§ DATA FOR REVIEW:

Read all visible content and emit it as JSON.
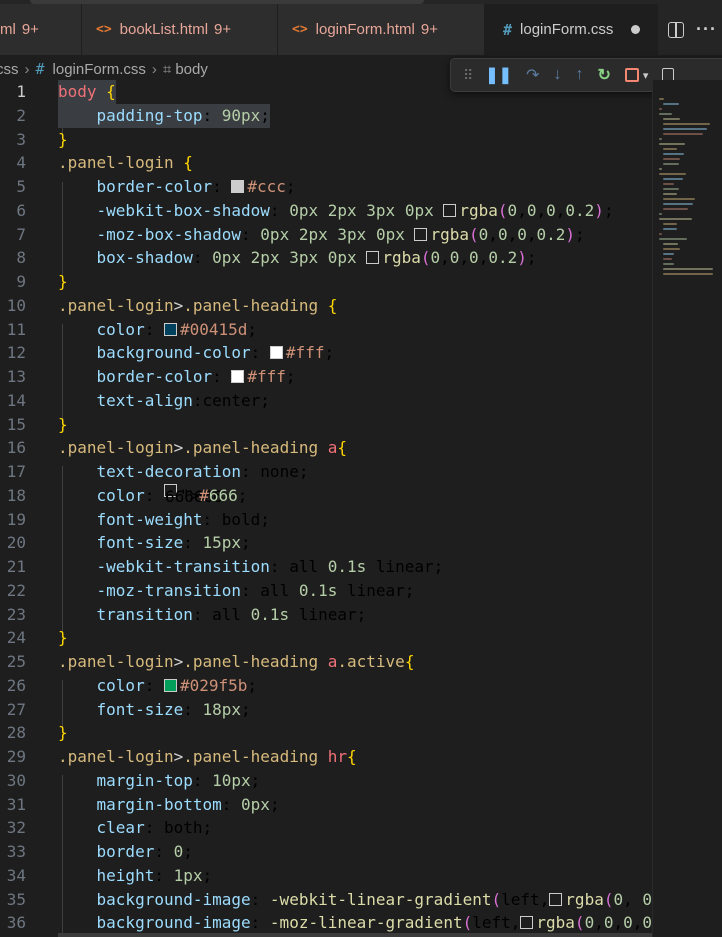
{
  "tabs": [
    {
      "icon": "‹›",
      "name": "ml",
      "count": "9+",
      "active": false
    },
    {
      "icon": "‹›",
      "name": "bookList.html",
      "count": "9+",
      "active": false
    },
    {
      "icon": "‹›",
      "name": "loginForm.html",
      "count": "9+",
      "active": false
    },
    {
      "icon": "#",
      "name": "loginForm.css",
      "count": "",
      "active": true
    }
  ],
  "breadcrumb": {
    "part0": "css",
    "file": "loginForm.css",
    "symbol": "body"
  },
  "code_lines": [
    "body {",
    "    padding-top: 90px;",
    "}",
    ".panel-login {",
    "    border-color: #ccc;",
    "    -webkit-box-shadow: 0px 2px 3px 0px rgba(0,0,0,0.2);",
    "    -moz-box-shadow: 0px 2px 3px 0px rgba(0,0,0,0.2);",
    "    box-shadow: 0px 2px 3px 0px rgba(0,0,0,0.2);",
    "}",
    ".panel-login>.panel-heading {",
    "    color: #00415d;",
    "    background-color: #fff;",
    "    border-color: #fff;",
    "    text-align:center;",
    "}",
    ".panel-login>.panel-heading a{",
    "    text-decoration: none;",
    "    color: #666;",
    "    font-weight: bold;",
    "    font-size: 15px;",
    "    -webkit-transition: all 0.1s linear;",
    "    -moz-transition: all 0.1s linear;",
    "    transition: all 0.1s linear;",
    "}",
    ".panel-login>.panel-heading a.active{",
    "    color: #029f5b;",
    "    font-size: 18px;",
    "}",
    ".panel-login>.panel-heading hr{",
    "    margin-top: 10px;",
    "    margin-bottom: 0px;",
    "    clear: both;",
    "    border: 0;",
    "    height: 1px;",
    "    background-image: -webkit-linear-gradient(left,rgba(0, 0",
    "    background-image: -moz-linear-gradient(left,rgba(0,0,0,0"
  ],
  "swatch_colors": {
    "ccc": "#cccccc",
    "shadow": "#1e1e1e",
    "c00415d": "#00415d",
    "fff": "#ffffff",
    "c666": "#666666",
    "c029f5b": "#029f5b"
  },
  "icons": {
    "split": "split-editor-icon",
    "more": "more-actions-icon",
    "pause": "pause-icon",
    "step_over": "step-over-icon",
    "step_into": "step-into-icon",
    "step_out": "step-out-icon",
    "restart": "restart-icon",
    "stop": "stop-icon"
  }
}
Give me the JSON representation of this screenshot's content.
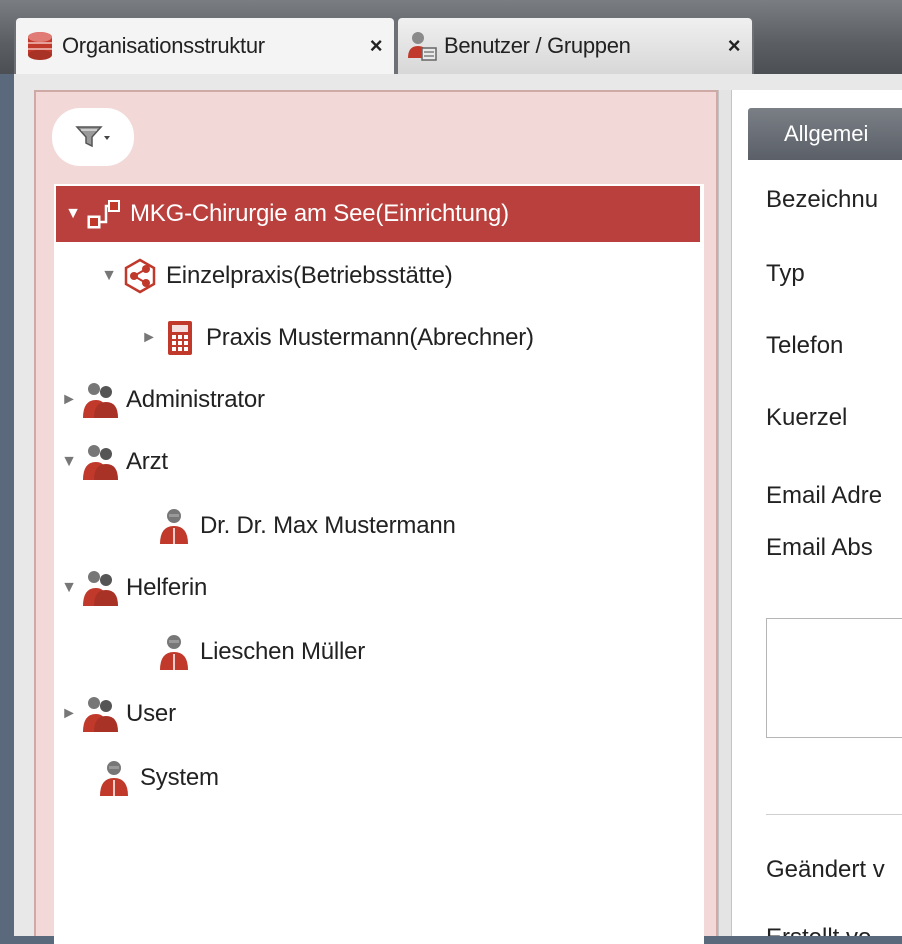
{
  "tabs": [
    {
      "label": "Organisationsstruktur",
      "icon": "database-icon",
      "close": "×"
    },
    {
      "label": "Benutzer / Gruppen",
      "icon": "users-icon",
      "close": "×"
    }
  ],
  "tree": {
    "filter_icon": "filter-funnel-icon",
    "nodes": [
      {
        "label": "MKG-Chirurgie am See(Einrichtung)",
        "icon": "hierarchy-icon",
        "arrow": "▼",
        "selected": true
      },
      {
        "label": "Einzelpraxis(Betriebsstätte)",
        "icon": "network-icon",
        "arrow": "▼"
      },
      {
        "label": "Praxis Mustermann(Abrechner)",
        "icon": "calculator-icon",
        "arrow": "►"
      },
      {
        "label": "Administrator",
        "icon": "user-group-icon",
        "arrow": "►"
      },
      {
        "label": "Arzt",
        "icon": "user-group-icon",
        "arrow": "▼"
      },
      {
        "label": "Dr. Dr. Max Mustermann",
        "icon": "user-icon",
        "arrow": ""
      },
      {
        "label": "Helferin",
        "icon": "user-group-icon",
        "arrow": "▼"
      },
      {
        "label": "Lieschen Müller",
        "icon": "user-icon",
        "arrow": ""
      },
      {
        "label": "User",
        "icon": "user-group-icon",
        "arrow": "►"
      },
      {
        "label": "System",
        "icon": "user-icon",
        "arrow": ""
      }
    ]
  },
  "detail": {
    "tab_label": "Allgemei",
    "fields": [
      "Bezeichnu",
      "Typ",
      "Telefon",
      "Kuerzel",
      "Email Adre",
      "Email Abs"
    ],
    "changed_label": "Geändert v",
    "created_label": "Erstellt vo"
  },
  "colors": {
    "selected_row": "#b9403c",
    "panel_bg": "#f2d9d7",
    "icon_red": "#c0392b"
  }
}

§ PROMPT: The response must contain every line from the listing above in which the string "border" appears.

§ ANSWER TO THIS EXERCISE:
    "    border-color: #ccc;",
    "    border-color: #fff;",
    "    border: 0;",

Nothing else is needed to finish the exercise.